Task objective.
Your task is to copy each line of the material below that includes "color".

Input data.
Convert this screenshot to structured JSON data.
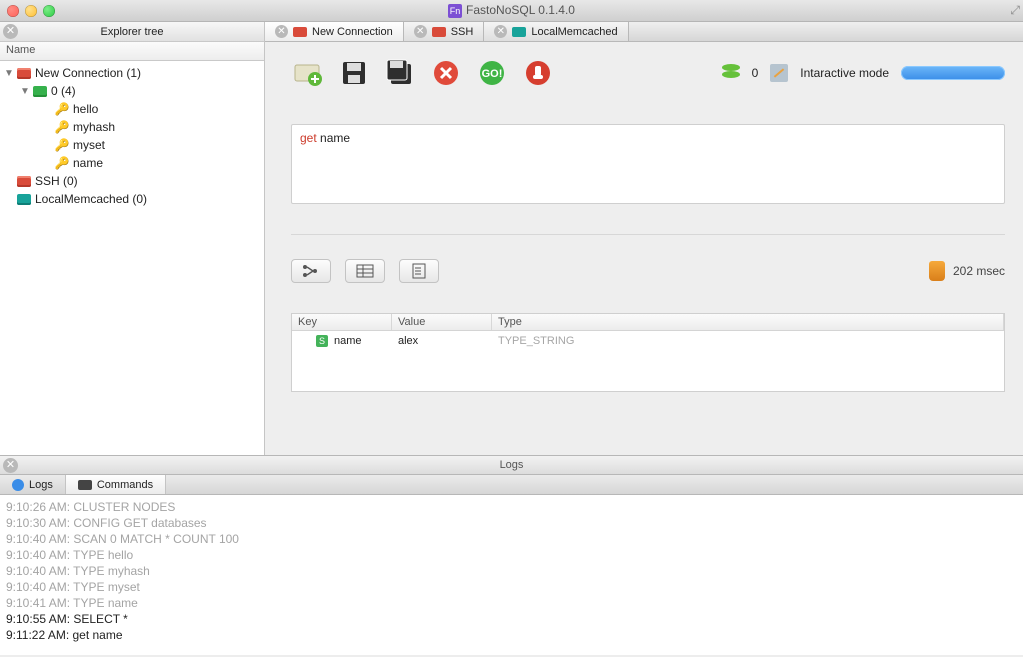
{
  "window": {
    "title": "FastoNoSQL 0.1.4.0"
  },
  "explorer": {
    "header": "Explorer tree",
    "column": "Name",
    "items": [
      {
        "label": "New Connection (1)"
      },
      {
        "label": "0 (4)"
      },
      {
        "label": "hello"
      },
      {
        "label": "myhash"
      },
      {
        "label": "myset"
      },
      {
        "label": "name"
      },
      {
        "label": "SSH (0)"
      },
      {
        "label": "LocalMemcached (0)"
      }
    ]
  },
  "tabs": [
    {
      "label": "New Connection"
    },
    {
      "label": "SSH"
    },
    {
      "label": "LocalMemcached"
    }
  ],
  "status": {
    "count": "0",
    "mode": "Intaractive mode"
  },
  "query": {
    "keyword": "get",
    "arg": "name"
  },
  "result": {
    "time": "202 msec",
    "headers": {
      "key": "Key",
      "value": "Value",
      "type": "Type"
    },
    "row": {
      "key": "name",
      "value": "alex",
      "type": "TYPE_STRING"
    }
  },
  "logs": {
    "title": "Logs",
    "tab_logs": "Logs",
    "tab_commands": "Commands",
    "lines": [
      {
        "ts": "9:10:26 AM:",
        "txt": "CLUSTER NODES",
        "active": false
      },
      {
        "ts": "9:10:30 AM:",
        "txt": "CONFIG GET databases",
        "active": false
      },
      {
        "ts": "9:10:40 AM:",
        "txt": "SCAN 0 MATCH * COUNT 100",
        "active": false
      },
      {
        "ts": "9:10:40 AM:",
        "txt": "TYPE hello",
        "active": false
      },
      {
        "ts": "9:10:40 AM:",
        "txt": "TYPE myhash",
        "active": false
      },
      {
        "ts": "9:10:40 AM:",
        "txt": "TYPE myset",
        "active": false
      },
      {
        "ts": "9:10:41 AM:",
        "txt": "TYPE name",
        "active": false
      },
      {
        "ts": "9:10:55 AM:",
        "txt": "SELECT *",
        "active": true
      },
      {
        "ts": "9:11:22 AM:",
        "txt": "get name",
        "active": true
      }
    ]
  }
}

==

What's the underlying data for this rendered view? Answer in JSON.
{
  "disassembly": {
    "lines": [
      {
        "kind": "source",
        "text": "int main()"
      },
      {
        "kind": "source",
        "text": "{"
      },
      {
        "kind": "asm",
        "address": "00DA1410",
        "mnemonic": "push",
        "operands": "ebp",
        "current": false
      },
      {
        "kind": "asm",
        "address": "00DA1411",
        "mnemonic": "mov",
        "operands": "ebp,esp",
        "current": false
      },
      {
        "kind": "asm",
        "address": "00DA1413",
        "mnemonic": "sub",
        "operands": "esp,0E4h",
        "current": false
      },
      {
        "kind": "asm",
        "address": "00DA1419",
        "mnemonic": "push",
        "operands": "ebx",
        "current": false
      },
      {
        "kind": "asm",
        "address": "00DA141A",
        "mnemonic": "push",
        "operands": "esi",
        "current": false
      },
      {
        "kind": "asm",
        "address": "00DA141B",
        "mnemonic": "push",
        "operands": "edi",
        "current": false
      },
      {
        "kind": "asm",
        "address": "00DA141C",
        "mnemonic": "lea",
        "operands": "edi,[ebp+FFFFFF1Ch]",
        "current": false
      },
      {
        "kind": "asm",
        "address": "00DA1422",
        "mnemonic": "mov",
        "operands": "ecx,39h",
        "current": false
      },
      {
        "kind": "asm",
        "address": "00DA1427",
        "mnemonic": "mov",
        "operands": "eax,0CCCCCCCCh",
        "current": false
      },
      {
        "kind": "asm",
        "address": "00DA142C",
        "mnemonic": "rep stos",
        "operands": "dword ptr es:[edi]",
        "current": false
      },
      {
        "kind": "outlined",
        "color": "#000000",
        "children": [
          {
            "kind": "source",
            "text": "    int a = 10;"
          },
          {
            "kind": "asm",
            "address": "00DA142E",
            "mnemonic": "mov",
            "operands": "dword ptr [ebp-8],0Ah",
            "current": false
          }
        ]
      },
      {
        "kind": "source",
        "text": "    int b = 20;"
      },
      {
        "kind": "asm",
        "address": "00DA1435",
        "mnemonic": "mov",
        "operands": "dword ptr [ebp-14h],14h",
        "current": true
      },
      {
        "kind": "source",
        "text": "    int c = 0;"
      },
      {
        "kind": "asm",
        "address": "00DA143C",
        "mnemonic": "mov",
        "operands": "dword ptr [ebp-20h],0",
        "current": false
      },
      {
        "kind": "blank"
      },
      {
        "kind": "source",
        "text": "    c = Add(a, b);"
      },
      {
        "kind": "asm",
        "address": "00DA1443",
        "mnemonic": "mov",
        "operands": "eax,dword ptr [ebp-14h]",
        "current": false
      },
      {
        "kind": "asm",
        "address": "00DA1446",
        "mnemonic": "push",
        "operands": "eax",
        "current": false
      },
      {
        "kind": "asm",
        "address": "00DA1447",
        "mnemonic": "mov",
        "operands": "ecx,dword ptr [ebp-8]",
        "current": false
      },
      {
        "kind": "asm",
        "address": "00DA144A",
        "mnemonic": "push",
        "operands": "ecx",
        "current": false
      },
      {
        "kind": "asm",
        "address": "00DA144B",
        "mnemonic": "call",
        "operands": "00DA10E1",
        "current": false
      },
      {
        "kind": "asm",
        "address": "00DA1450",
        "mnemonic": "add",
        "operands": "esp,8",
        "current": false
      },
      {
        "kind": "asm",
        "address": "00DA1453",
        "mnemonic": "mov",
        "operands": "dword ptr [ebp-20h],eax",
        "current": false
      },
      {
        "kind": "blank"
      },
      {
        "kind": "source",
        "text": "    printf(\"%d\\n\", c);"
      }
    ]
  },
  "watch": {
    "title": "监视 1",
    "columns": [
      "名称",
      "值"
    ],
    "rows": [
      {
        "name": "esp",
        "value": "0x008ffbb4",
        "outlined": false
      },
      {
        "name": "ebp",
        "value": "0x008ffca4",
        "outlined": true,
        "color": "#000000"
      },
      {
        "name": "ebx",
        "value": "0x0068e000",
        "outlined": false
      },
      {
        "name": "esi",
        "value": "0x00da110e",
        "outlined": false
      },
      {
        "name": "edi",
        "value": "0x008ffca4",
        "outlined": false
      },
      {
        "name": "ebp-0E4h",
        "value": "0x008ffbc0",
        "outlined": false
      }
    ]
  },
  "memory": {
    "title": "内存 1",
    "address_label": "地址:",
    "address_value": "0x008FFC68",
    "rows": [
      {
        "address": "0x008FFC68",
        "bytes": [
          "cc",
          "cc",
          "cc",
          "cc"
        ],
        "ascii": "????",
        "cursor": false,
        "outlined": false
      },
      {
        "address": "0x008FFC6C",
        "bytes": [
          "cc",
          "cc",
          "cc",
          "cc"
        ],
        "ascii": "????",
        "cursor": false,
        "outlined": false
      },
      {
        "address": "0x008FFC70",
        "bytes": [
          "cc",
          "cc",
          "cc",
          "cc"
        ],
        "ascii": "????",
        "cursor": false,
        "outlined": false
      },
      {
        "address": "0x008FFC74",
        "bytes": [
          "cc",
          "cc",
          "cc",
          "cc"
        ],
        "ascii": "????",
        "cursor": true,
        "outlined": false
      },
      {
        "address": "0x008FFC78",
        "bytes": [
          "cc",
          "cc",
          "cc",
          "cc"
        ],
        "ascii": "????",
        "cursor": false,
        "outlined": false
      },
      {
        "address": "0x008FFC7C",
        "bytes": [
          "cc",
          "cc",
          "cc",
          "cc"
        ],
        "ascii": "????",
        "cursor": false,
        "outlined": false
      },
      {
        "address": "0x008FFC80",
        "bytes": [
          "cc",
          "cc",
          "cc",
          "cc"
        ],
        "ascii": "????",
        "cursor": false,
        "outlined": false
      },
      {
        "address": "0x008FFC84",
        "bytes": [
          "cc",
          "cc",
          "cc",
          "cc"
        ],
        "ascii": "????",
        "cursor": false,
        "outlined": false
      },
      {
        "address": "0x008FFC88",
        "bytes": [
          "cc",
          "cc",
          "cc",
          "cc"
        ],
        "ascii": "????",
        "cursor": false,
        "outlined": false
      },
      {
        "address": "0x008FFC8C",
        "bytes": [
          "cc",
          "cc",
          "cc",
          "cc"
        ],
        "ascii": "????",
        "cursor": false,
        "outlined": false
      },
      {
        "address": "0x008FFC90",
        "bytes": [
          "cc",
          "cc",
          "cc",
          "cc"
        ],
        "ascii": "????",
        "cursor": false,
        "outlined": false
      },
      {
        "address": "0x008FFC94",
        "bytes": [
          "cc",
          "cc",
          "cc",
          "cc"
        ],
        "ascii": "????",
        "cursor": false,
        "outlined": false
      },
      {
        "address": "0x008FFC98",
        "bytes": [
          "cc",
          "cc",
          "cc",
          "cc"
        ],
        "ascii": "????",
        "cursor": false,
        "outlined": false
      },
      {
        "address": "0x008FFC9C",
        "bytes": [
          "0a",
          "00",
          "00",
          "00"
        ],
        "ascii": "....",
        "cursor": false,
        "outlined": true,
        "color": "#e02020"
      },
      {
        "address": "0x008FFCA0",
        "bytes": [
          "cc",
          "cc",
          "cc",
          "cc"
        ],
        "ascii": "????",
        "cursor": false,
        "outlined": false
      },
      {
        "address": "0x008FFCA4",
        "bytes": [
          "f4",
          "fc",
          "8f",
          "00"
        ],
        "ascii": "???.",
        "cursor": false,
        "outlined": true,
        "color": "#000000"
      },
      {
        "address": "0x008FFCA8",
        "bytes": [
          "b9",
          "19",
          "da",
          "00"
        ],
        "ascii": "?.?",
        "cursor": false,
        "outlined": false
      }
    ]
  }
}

Result below.
        "color": "#000000",
        "color": "#000000"
        "color": "#e02020"
        "color": "#000000"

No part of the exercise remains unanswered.